(Dataset entries)
☆ ☆ ☆ ☆ ☆ ☆ ☆

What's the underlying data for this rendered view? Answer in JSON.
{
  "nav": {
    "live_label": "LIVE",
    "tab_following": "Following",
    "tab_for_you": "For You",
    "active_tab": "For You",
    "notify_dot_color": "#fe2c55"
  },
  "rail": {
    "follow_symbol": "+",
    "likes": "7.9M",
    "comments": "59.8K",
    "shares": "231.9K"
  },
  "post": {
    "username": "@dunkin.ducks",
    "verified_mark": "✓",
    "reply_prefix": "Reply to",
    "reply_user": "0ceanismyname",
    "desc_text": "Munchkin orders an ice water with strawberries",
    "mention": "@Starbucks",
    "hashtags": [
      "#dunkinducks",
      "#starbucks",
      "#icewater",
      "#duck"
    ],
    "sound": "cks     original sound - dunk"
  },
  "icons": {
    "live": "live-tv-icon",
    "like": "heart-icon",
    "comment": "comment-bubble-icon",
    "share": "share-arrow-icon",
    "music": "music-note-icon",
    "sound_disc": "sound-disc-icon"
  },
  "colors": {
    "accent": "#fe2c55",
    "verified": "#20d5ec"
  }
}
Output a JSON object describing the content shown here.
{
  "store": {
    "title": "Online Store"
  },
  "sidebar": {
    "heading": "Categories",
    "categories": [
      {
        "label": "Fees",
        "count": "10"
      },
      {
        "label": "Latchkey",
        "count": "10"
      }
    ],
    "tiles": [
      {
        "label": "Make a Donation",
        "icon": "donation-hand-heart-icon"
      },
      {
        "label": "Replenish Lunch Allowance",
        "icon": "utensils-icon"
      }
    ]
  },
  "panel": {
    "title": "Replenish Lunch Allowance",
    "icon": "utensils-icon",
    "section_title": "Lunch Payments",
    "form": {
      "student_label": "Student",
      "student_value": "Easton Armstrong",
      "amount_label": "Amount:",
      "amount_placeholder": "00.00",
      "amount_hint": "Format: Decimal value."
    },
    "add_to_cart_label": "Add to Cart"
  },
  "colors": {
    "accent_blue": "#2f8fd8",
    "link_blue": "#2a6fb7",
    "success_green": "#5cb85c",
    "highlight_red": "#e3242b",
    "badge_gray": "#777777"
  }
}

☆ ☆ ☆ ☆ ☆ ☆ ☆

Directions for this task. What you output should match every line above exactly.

Response to the task.
What's the underlying data for this rendered view? Answer in JSON.
{
  "nav": {
    "live_label": "LIVE",
    "tab_following": "Following",
    "tab_for_you": "For You",
    "active_tab": "For You",
    "notify_dot_color": "#fe2c55"
  },
  "rail": {
    "follow_symbol": "+",
    "likes": "7.9M",
    "comments": "59.8K",
    "shares": "231.9K"
  },
  "post": {
    "username": "@dunkin.ducks",
    "verified_mark": "✓",
    "reply_prefix": "Reply to",
    "reply_user": "0ceanismyname",
    "desc_text": "Munchkin orders an ice water with strawberries",
    "mention": "@Starbucks",
    "hashtags": [
      "#dunkinducks",
      "#starbucks",
      "#icewater",
      "#duck"
    ],
    "sound": "cks     original sound - dunk"
  },
  "icons": {
    "live": "live-tv-icon",
    "like": "heart-icon",
    "comment": "comment-bubble-icon",
    "share": "share-arrow-icon",
    "music": "music-note-icon",
    "sound_disc": "sound-disc-icon"
  },
  "colors": {
    "accent": "#fe2c55",
    "verified": "#20d5ec"
  }
}
Output a JSON object describing the content shown here.
{
  "store": {
    "title": "Online Store"
  },
  "sidebar": {
    "heading": "Categories",
    "categories": [
      {
        "label": "Fees",
        "count": "10"
      },
      {
        "label": "Latchkey",
        "count": "10"
      }
    ],
    "tiles": [
      {
        "label": "Make a Donation",
        "icon": "donation-hand-heart-icon"
      },
      {
        "label": "Replenish Lunch Allowance",
        "icon": "utensils-icon"
      }
    ]
  },
  "panel": {
    "title": "Replenish Lunch Allowance",
    "icon": "utensils-icon",
    "section_title": "Lunch Payments",
    "form": {
      "student_label": "Student",
      "student_value": "Easton Armstrong",
      "amount_label": "Amount:",
      "amount_placeholder": "00.00",
      "amount_hint": "Format: Decimal value."
    },
    "add_to_cart_label": "Add to Cart"
  },
  "colors": {
    "accent_blue": "#2f8fd8",
    "link_blue": "#2a6fb7",
    "success_green": "#5cb85c",
    "highlight_red": "#e3242b",
    "badge_gray": "#777777"
  }
}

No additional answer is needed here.